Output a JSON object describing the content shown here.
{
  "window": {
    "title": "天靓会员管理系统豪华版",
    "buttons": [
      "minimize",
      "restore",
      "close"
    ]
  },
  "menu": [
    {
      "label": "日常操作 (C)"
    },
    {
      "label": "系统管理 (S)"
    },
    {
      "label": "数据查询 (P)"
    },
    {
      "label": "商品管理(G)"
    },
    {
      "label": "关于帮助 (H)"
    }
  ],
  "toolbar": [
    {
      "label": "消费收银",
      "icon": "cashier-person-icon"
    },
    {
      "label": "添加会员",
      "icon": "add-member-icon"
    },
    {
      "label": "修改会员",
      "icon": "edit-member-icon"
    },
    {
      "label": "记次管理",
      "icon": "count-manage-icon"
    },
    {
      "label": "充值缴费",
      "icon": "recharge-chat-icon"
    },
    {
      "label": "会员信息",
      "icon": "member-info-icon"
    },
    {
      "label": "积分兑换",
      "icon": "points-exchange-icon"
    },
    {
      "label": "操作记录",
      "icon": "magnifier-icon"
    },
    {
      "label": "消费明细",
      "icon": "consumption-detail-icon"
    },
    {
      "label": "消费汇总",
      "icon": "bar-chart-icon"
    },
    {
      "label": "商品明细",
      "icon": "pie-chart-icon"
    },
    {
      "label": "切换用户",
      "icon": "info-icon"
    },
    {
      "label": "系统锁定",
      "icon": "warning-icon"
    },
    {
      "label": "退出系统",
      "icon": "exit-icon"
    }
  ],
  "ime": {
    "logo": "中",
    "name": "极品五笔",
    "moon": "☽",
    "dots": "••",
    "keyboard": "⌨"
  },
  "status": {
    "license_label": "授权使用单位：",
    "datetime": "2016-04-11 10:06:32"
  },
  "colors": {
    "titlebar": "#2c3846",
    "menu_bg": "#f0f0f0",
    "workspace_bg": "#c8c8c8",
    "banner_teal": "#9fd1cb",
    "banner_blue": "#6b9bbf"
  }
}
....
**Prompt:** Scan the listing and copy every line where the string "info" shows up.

**Final answer:**
      "icon": "member-info-icon"
      "icon": "info-icon"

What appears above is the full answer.